Data about app and page elements:

►

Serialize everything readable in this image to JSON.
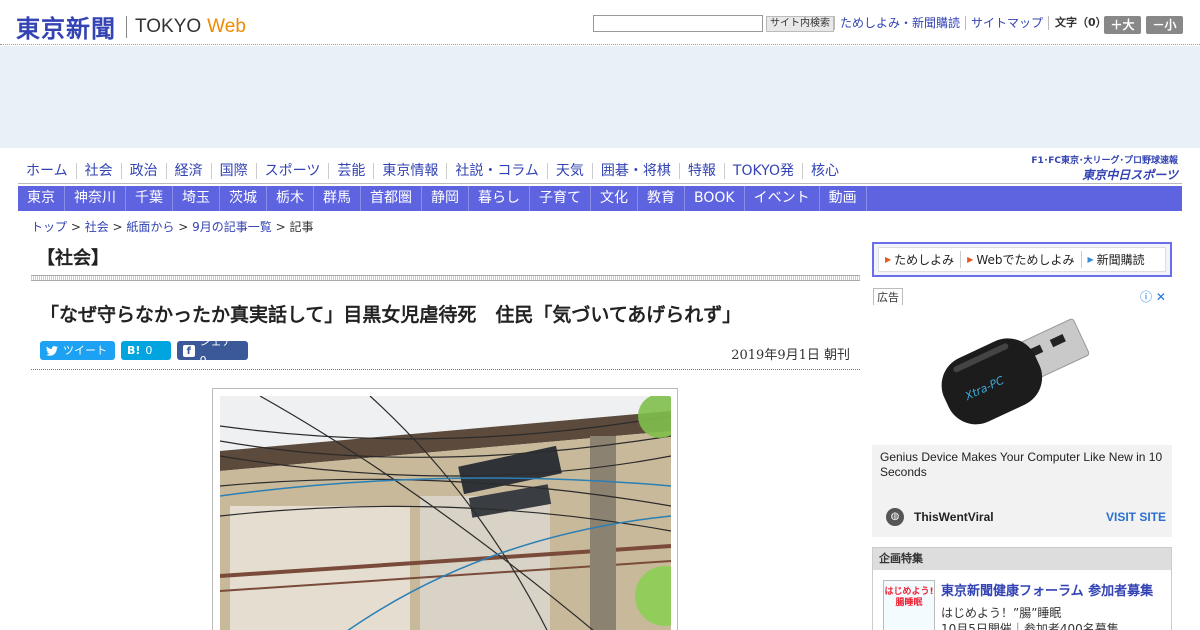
{
  "header": {
    "logo_jp": "東京新聞",
    "logo_en": "TOKYO",
    "logo_web": "Web",
    "search_placeholder": "",
    "search_button": "サイト内検索",
    "links": [
      "ためしよみ・新聞購読",
      "サイトマップ"
    ],
    "textsize_label": "文字（0）",
    "size_up": "＋大",
    "size_down": "－小"
  },
  "nav_primary": [
    "ホーム",
    "社会",
    "政治",
    "経済",
    "国際",
    "スポーツ",
    "芸能",
    "東京情報",
    "社説・コラム",
    "天気",
    "囲碁・将棋",
    "特報",
    "TOKYO発",
    "核心"
  ],
  "sports_logo": {
    "top": "F1･FC東京･大リーグ･プロ野球速報",
    "bottom": "東京中日スポーツ"
  },
  "nav_secondary": [
    "東京",
    "神奈川",
    "千葉",
    "埼玉",
    "茨城",
    "栃木",
    "群馬",
    "首都圏",
    "静岡",
    "暮らし",
    "子育て",
    "文化",
    "教育",
    "BOOK",
    "イベント",
    "動画"
  ],
  "breadcrumb": {
    "items": [
      "トップ",
      "社会",
      "紙面から",
      "9月の記事一覧"
    ],
    "current": "記事",
    "sep": " > "
  },
  "article": {
    "section": "【社会】",
    "headline": "「なぜ守らなかったか真実話して」目黒女児虐待死　住民「気づいてあげられず」",
    "date": "2019年9月1日 朝刊",
    "share": {
      "tweet": {
        "label": "ツイート",
        "icon": "twitter-icon"
      },
      "hatena": {
        "label": "0",
        "icon_text": "B!"
      },
      "facebook": {
        "label": "シェア 0",
        "icon_text": "f"
      }
    }
  },
  "sidebar": {
    "subscribe": [
      "ためしよみ",
      "Webでためしよみ",
      "新聞購読"
    ],
    "ad_label": "広告",
    "ad": {
      "headline": "Genius Device Makes Your Computer Like New in 10 Seconds",
      "source": "ThisWentViral",
      "cta": "VISIT SITE",
      "product_text": "Xtra-PC"
    },
    "feature": {
      "title": "企画特集",
      "thumb_text": "はじめよう!腸睡眠",
      "link": "東京新聞健康フォーラム 参加者募集",
      "sub": "はじめよう！”腸”睡眠",
      "sub2": "10月5日開催｜参加者400名募集"
    }
  },
  "colors": {
    "brand": "#3343b3",
    "nav_bar": "#5e63e0",
    "accent_web": "#f08a00"
  }
}
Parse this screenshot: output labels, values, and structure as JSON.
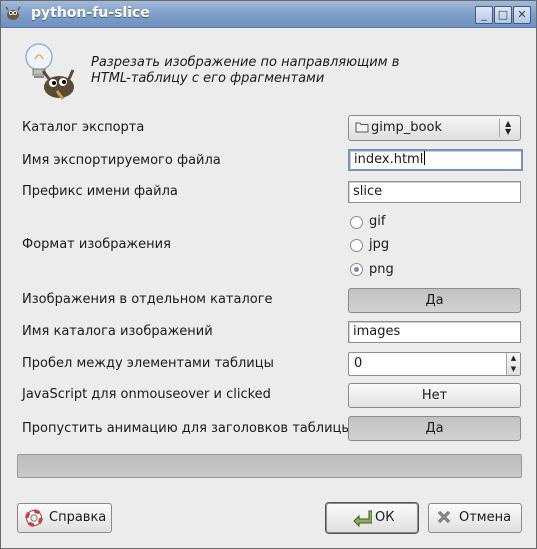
{
  "window": {
    "title": "python-fu-slice",
    "controls": {
      "minimize": "_",
      "maximize": "□",
      "close": "✕"
    }
  },
  "header": {
    "description": "Разрезать изображение по направляющим в HTML-таблицу с его фрагментами",
    "icon": "gimp-wilber-lightbulb-icon"
  },
  "form": {
    "export_dir": {
      "label": "Каталог экспорта",
      "value": "gimp_book"
    },
    "export_filename": {
      "label": "Имя экспортируемого файла",
      "value": "index.html"
    },
    "filename_prefix": {
      "label": "Префикс имени файла",
      "value": "slice"
    },
    "image_format": {
      "label": "Формат изображения",
      "options": [
        "gif",
        "jpg",
        "png"
      ],
      "selected": "png"
    },
    "separate_dir": {
      "label": "Изображения в отдельном каталоге",
      "value": "Да"
    },
    "image_dir_name": {
      "label": "Имя каталога изображений",
      "value": "images"
    },
    "table_spacing": {
      "label": "Пробел между элементами таблицы",
      "value": "0"
    },
    "javascript": {
      "label": "JavaScript для onmouseover и clicked",
      "value": "Нет"
    },
    "skip_animation": {
      "label": "Пропустить анимацию для заголовков таблицы",
      "value": "Да"
    }
  },
  "progress": {
    "fraction": 0
  },
  "buttons": {
    "help": "Справка",
    "ok": "ОК",
    "cancel": "Отмена"
  },
  "colors": {
    "titlebar": "#7d9cc8",
    "dialog_bg": "#ececec",
    "focus": "#7592c4"
  }
}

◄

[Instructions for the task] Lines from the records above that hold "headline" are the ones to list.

[Reply]
    "headline": "「なぜ守らなかったか真実話して」目黒女児虐待死　住民「気づいてあげられず」",
      "headline": "Genius Device Makes Your Computer Like New in 10 Seconds",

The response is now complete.